Last week I quoted a paragraph from Joan Metge's book, Tuamaka.
Here's another, longer quote, in which she discusses some of the wordplay that's occurred as a result of interchange between NZ English and Maori.
While it was Maori wordsmiths who coined mana-gobbling and mana-munching, Maori and non-Maori alike gleefully use these words to skewer the pretensions of those who seek to increase their own mana by eating that of others; at the same time, they approve other actions as mana-enhancing. A Maori politician describes a Waitangi Tribunal report as 'another step on the mana whenua ladder' for his people. When a Maori lecturer renames stress leave as 'mana restoration leave,' a Pakeha colleague files it away for her own future use.
I have already referred to the proliferation of different kinds of hui; recent additions to the list include ratification hui, cyber hui, 'annual general hui, commemoration hui, crime hui, queer youth hui, regional consultation hui, summer hui, workshop hui, and youth hui.' Hui-hopping, hui fatigue and 'too much hui too little dooey' may have been coined in the first place by Maori impatient of demands on their time, but they have long since passed into such general currency that it is impossible to pinpoint their origins. New variations on this theme continually surface. I chuckled over the headline 'Hui hooey' cropping up in a Business Herald article written by a Pakeha columnist. I have since heard reference to a 'hui bluey', playing on the slang term blue referring to a mistake.

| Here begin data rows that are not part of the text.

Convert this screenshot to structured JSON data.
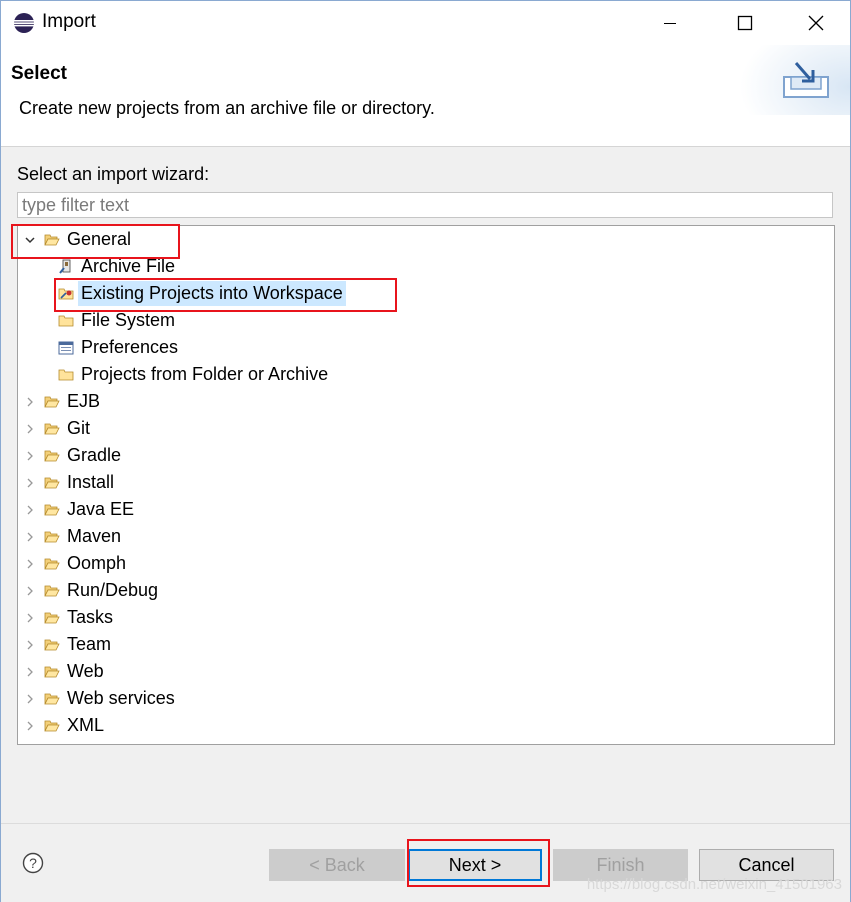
{
  "window": {
    "title": "Import",
    "minimize_icon": "minimize-icon",
    "maximize_icon": "maximize-icon",
    "close_icon": "close-icon"
  },
  "header": {
    "title": "Select",
    "description": "Create new projects from an archive file or directory."
  },
  "wizard": {
    "label": "Select an import wizard:",
    "filter_placeholder": "type filter text",
    "filter_value": "",
    "tree": [
      {
        "label": "General",
        "expanded": true,
        "level": 0,
        "icon": "folder-open-icon"
      },
      {
        "label": "Archive File",
        "level": 1,
        "icon": "archive-icon"
      },
      {
        "label": "Existing Projects into Workspace",
        "level": 1,
        "icon": "import-project-icon",
        "selected": true
      },
      {
        "label": "File System",
        "level": 1,
        "icon": "folder-icon"
      },
      {
        "label": "Preferences",
        "level": 1,
        "icon": "preferences-icon"
      },
      {
        "label": "Projects from Folder or Archive",
        "level": 1,
        "icon": "folder-icon"
      },
      {
        "label": "EJB",
        "level": 0,
        "icon": "folder-open-icon"
      },
      {
        "label": "Git",
        "level": 0,
        "icon": "folder-open-icon"
      },
      {
        "label": "Gradle",
        "level": 0,
        "icon": "folder-open-icon"
      },
      {
        "label": "Install",
        "level": 0,
        "icon": "folder-open-icon"
      },
      {
        "label": "Java EE",
        "level": 0,
        "icon": "folder-open-icon"
      },
      {
        "label": "Maven",
        "level": 0,
        "icon": "folder-open-icon"
      },
      {
        "label": "Oomph",
        "level": 0,
        "icon": "folder-open-icon"
      },
      {
        "label": "Run/Debug",
        "level": 0,
        "icon": "folder-open-icon"
      },
      {
        "label": "Tasks",
        "level": 0,
        "icon": "folder-open-icon"
      },
      {
        "label": "Team",
        "level": 0,
        "icon": "folder-open-icon"
      },
      {
        "label": "Web",
        "level": 0,
        "icon": "folder-open-icon"
      },
      {
        "label": "Web services",
        "level": 0,
        "icon": "folder-open-icon"
      },
      {
        "label": "XML",
        "level": 0,
        "icon": "folder-open-icon"
      }
    ]
  },
  "footer": {
    "help_icon": "help-icon",
    "back_label": "< Back",
    "next_label": "Next >",
    "finish_label": "Finish",
    "cancel_label": "Cancel"
  },
  "watermark": "https://blog.csdn.net/weixin_41501963",
  "colors": {
    "selection": "#cce8ff",
    "highlight_box": "#e8141c",
    "default_button_border": "#0078d7"
  }
}
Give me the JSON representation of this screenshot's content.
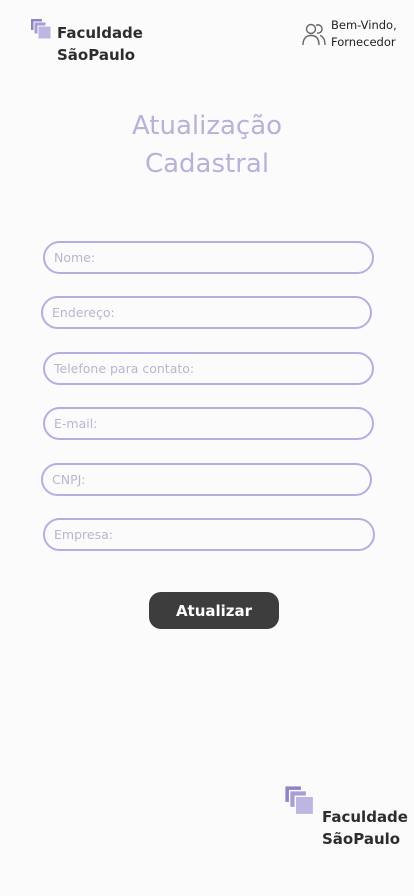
{
  "header": {
    "brand_line1": "Faculdade",
    "brand_line2": "SãoPaulo",
    "logo_icon": "stacked-squares-icon",
    "user_icon": "users-icon",
    "greeting_line1": "Bem-Vindo,",
    "greeting_line2": "Fornecedor"
  },
  "main": {
    "title_line1": "Atualização",
    "title_line2": "Cadastral"
  },
  "form": {
    "fields": [
      {
        "placeholder": "Nome:"
      },
      {
        "placeholder": "Endereço:"
      },
      {
        "placeholder": "Telefone para contato:"
      },
      {
        "placeholder": "E-mail:"
      },
      {
        "placeholder": "CNPJ:"
      },
      {
        "placeholder": "Empresa:"
      }
    ],
    "submit_label": "Atualizar"
  },
  "footer": {
    "brand_line1": "Faculdade",
    "brand_line2": "SãoPaulo",
    "logo_icon": "stacked-squares-icon"
  },
  "colors": {
    "accent": "#b6aee0",
    "title": "#b8b1d8",
    "button": "#3d3d3d",
    "background": "#fbfbfc"
  }
}
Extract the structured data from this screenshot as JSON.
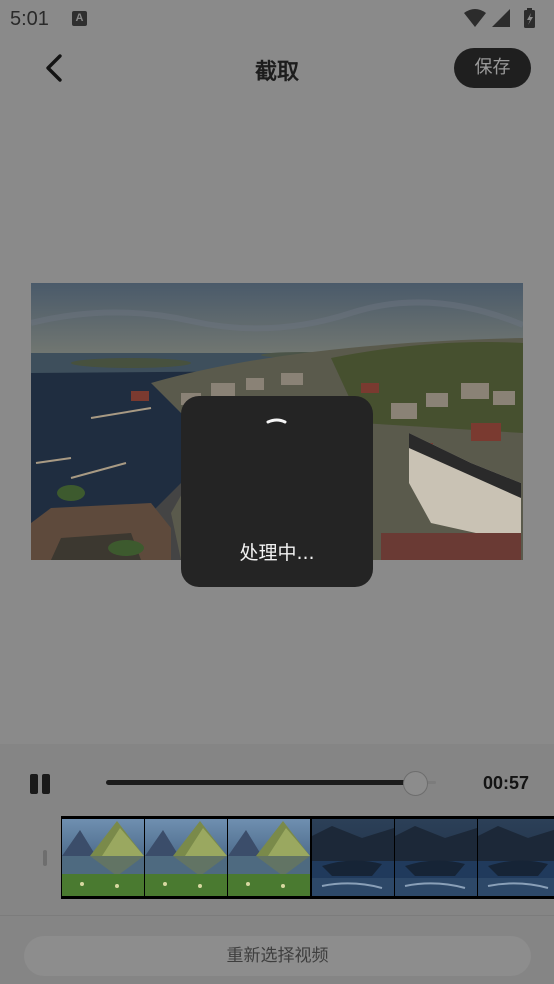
{
  "status_bar": {
    "time": "5:01",
    "notification_badge": "A",
    "icons": [
      "wifi-icon",
      "cell-signal-icon",
      "battery-charging-icon"
    ]
  },
  "header": {
    "title": "截取",
    "save_label": "保存",
    "back_icon": "chevron-left-icon"
  },
  "loading": {
    "text": "处理中..."
  },
  "player": {
    "state": "playing",
    "control_icon": "pause-icon",
    "time": "00:57",
    "progress": 0.95
  },
  "actions": {
    "reselect_label": "重新选择视频"
  },
  "colors": {
    "overlay": "#8a8a8a",
    "save_bg": "#1f1f1f",
    "modal_bg": "#242424",
    "progress_fill": "#1c1c1c"
  }
}
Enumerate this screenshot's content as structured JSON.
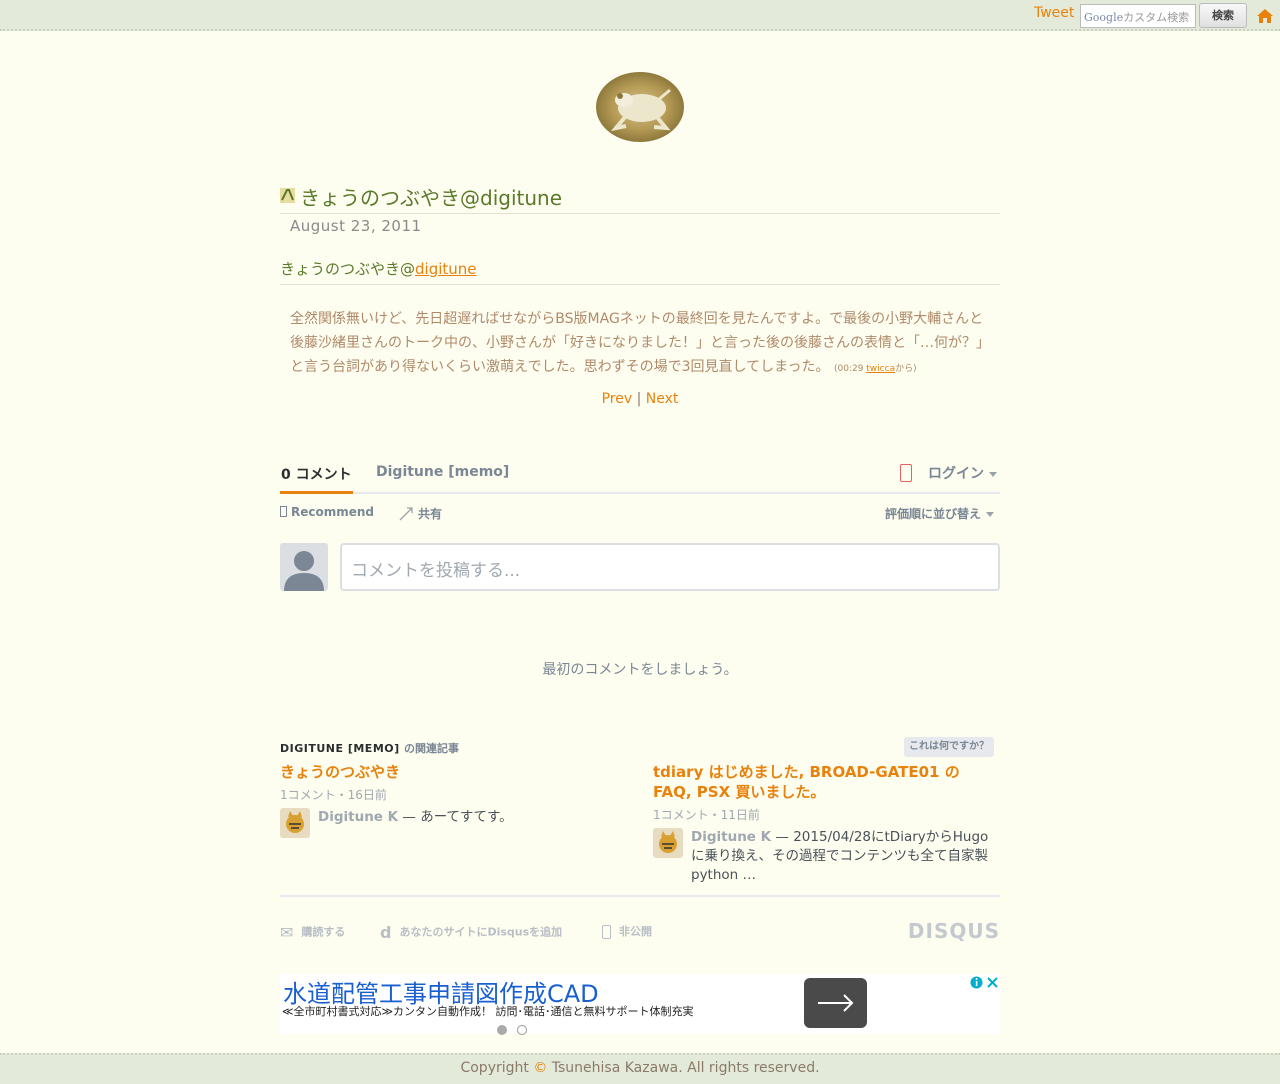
{
  "topbar": {
    "tweet": "Tweet",
    "search_placeholder_brand": "Google",
    "search_placeholder": "カスタム検索",
    "search_button": "検索"
  },
  "article": {
    "title": "きょうのつぶやき@digitune",
    "date": "August 23, 2011",
    "subtitle_prefix": "きょうのつぶやき@",
    "subtitle_link": "digitune",
    "body": "全然関係無いけど、先日超遅ればせながらBS版MAGネットの最終回を見たんですよ。で最後の小野大輔さんと後藤沙緒里さんのトーク中の、小野さんが「好きになりました！」と言った後の後藤さんの表情と「…何が？」と言う台詞があり得ないくらい激萌えでした。思わずその場で3回見直してしまった。",
    "meta_prefix": "(00:29 ",
    "meta_link": "twicca",
    "meta_suffix": "から)",
    "prev": "Prev",
    "sep": "|",
    "next": "Next"
  },
  "disqus": {
    "tab_comments": "0 コメント",
    "tab_site": "Digitune [memo]",
    "login": "ログイン",
    "recommend": "Recommend",
    "share": "共有",
    "sort": "評価順に並び替え",
    "comment_placeholder": "コメントを投稿する...",
    "first_comment": "最初のコメントをしましょう。",
    "related_site": "DIGITUNE [MEMO]",
    "related_label": "の関連記事",
    "what_is_this": "これは何ですか？",
    "related": [
      {
        "title": "きょうのつぶやき",
        "meta": "1コメント・16日前",
        "author": "Digitune K",
        "excerpt": " — あーてすてす。"
      },
      {
        "title": "tdiary はじめました, BROAD-GATE01 の FAQ, PSX 買いました。",
        "meta": "1コメント・11日前",
        "author": "Digitune K",
        "excerpt": " — 2015/04/28にtDiaryからHugoに乗り換え、その過程でコンテンツも全て自家製python …"
      }
    ],
    "footer_subscribe": "購読する",
    "footer_add": "あなたのサイトにDisqusを追加",
    "footer_privacy": "非公開",
    "brand": "DISQUS"
  },
  "ad": {
    "title": "水道配管工事申請図作成CAD",
    "description": "≪全市町村書式対応≫カンタン自動作成！ 訪問･電話･通信と無料サポート体制充実"
  },
  "footer": {
    "prefix": "Copyright ",
    "symbol": "©",
    "text": " Tsunehisa Kazawa. All rights reserved."
  },
  "colors": {
    "accent": "#e8820c",
    "title_green": "#5a7a2a",
    "bar_bg": "#e4ead9",
    "page_bg": "#fdfdf0"
  }
}
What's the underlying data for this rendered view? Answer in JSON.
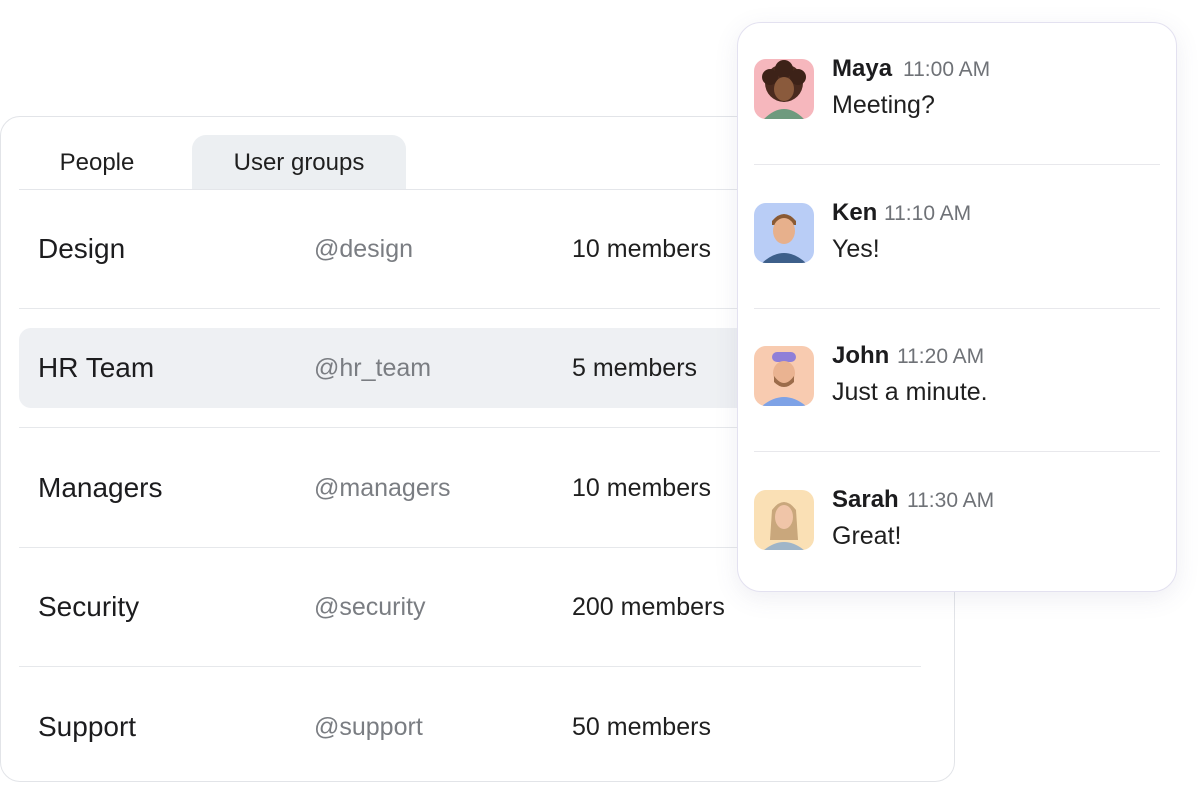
{
  "tabs": [
    {
      "label": "People",
      "active": false
    },
    {
      "label": "User groups",
      "active": true
    }
  ],
  "groups": [
    {
      "name": "Design",
      "handle": "@design",
      "members": "10 members",
      "selected": false
    },
    {
      "name": "HR Team",
      "handle": "@hr_team",
      "members": "5 members",
      "selected": true
    },
    {
      "name": "Managers",
      "handle": "@managers",
      "members": "10 members",
      "selected": false
    },
    {
      "name": "Security",
      "handle": "@security",
      "members": "200 members",
      "selected": false
    },
    {
      "name": "Support",
      "handle": "@support",
      "members": "50 members",
      "selected": false
    }
  ],
  "messages": [
    {
      "sender": "Maya",
      "time": "11:00 AM",
      "text": "Meeting?",
      "avatar": "avatar-maya",
      "avatar_bg": "#f6b7bd"
    },
    {
      "sender": "Ken",
      "time": "11:10 AM",
      "text": "Yes!",
      "avatar": "avatar-ken",
      "avatar_bg": "#b9cdf6"
    },
    {
      "sender": "John",
      "time": "11:20 AM",
      "text": "Just a minute.",
      "avatar": "avatar-john",
      "avatar_bg": "#f8cbb0"
    },
    {
      "sender": "Sarah",
      "time": "11:30 AM",
      "text": "Great!",
      "avatar": "avatar-sarah",
      "avatar_bg": "#fae0b5"
    }
  ],
  "colors": {
    "selected_row_bg": "#eef0f3",
    "active_tab_bg": "#eceff2",
    "muted_text": "#7a7d82"
  }
}
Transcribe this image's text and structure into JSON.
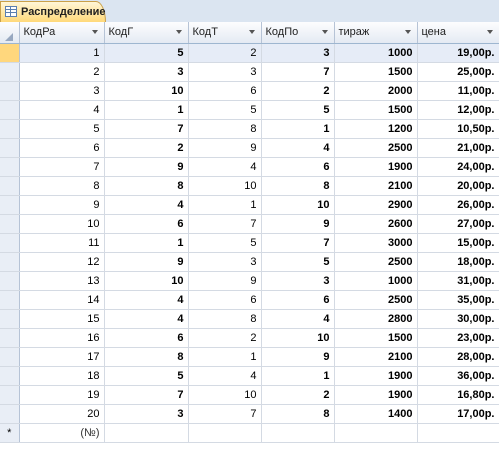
{
  "tab": {
    "label": "Распределение"
  },
  "columns": [
    "КодРа",
    "КодГ",
    "КодТ",
    "КодПо",
    "тираж",
    "цена"
  ],
  "rows": [
    [
      "1",
      "5",
      "2",
      "3",
      "1000",
      "19,00р."
    ],
    [
      "2",
      "3",
      "3",
      "7",
      "1500",
      "25,00р."
    ],
    [
      "3",
      "10",
      "6",
      "2",
      "2000",
      "11,00р."
    ],
    [
      "4",
      "1",
      "5",
      "5",
      "1500",
      "12,00р."
    ],
    [
      "5",
      "7",
      "8",
      "1",
      "1200",
      "10,50р."
    ],
    [
      "6",
      "2",
      "9",
      "4",
      "2500",
      "21,00р."
    ],
    [
      "7",
      "9",
      "4",
      "6",
      "1900",
      "24,00р."
    ],
    [
      "8",
      "8",
      "10",
      "8",
      "2100",
      "20,00р."
    ],
    [
      "9",
      "4",
      "1",
      "10",
      "2900",
      "26,00р."
    ],
    [
      "10",
      "6",
      "7",
      "9",
      "2600",
      "27,00р."
    ],
    [
      "11",
      "1",
      "5",
      "7",
      "3000",
      "15,00р."
    ],
    [
      "12",
      "9",
      "3",
      "5",
      "2500",
      "18,00р."
    ],
    [
      "13",
      "10",
      "9",
      "3",
      "1000",
      "31,00р."
    ],
    [
      "14",
      "4",
      "6",
      "6",
      "2500",
      "35,00р."
    ],
    [
      "15",
      "4",
      "8",
      "4",
      "2800",
      "30,00р."
    ],
    [
      "16",
      "6",
      "2",
      "10",
      "1500",
      "23,00р."
    ],
    [
      "17",
      "8",
      "1",
      "9",
      "2100",
      "28,00р."
    ],
    [
      "18",
      "5",
      "4",
      "1",
      "1900",
      "36,00р."
    ],
    [
      "19",
      "7",
      "10",
      "2",
      "1900",
      "16,80р."
    ],
    [
      "20",
      "3",
      "7",
      "8",
      "1400",
      "17,00р."
    ]
  ],
  "new_row": {
    "marker": "*",
    "placeholder": "(№)"
  },
  "colors": {
    "tab": "#ffd97a",
    "current_row": "#e6ecf7",
    "header": "#e4eaf3"
  }
}
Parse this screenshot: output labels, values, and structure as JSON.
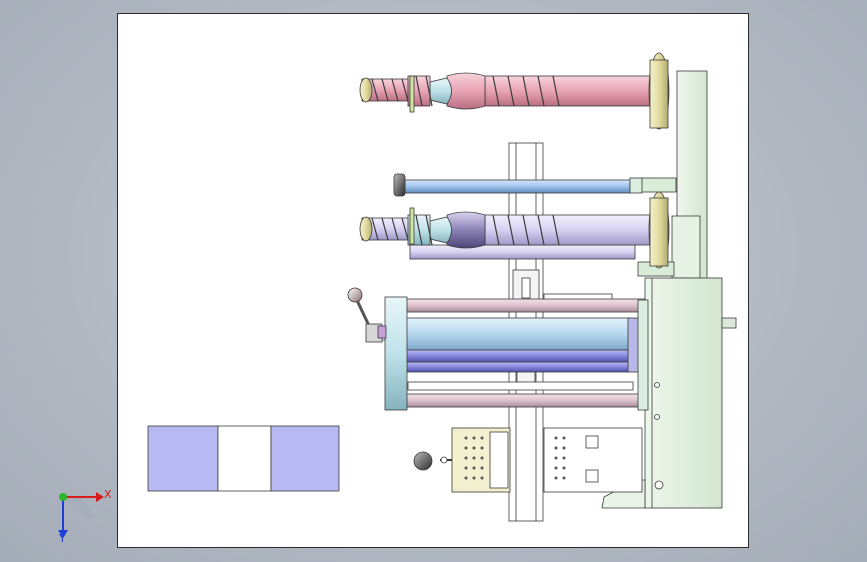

Compounds of Maori and English words are used to express both approval and disdain, often to humorous effect. Describing projects and services as iwi-initiated, iwi-led and even iwi-driven generally conveys admiration, but insistence on the iwi as the only valid form of Maori organisation is mocked as iwi fundamentalism and iwi-isation by both Maori and Pakeha. The South Island iwi Ngai Tahu named its superannuation scheme IwiSaver, adapting the name of the national scheme KiwiSaver. Kaumatua flat is a widely used synonym for pensioner housing generally, but dial-a-kaumatua and rent-a-powhiri rebuke the practice of calling in elderly experts just to perfom rituals for show. A golden handshake is made at home in New Zealand as a golden koha. As Maori make creative use of new technologies, compounds such as reo-texting and reo-phobes appear in their blogs and reports, and the Maori Language Commission signs a memorandum of understanding with Air New Zealand to provide 'te reo expertise' for cabin staff.
To these examples I cannot resist adding compounds incorporating words I have not discussed here. Waka are canoes that range from 5 to 36 meters in length and are crewed by up to 80 paddlers. Knowing this, New Zealanders are wryly amused by the phrases waka jumping (to describe Members of Parliament changing party allegiance mid-term), a waka paddlepast (the prime Minister inspecting a fleet of waka at Waitangi aboard double-hulled waka Te Aurere) and a waka-themed playground planned for central Auckland. The admonition 'Catch the waka before it gets too far from the shore' is a fresh take on more than existing aphorism. Students interested in the combination of music and dance know what it is to be bitten with the haka bug or to experiment with haka boogie, and tall poppies are transmuted into tall ponga (tree ferns).
From pages 97-8. References included in the original text have been ommitted.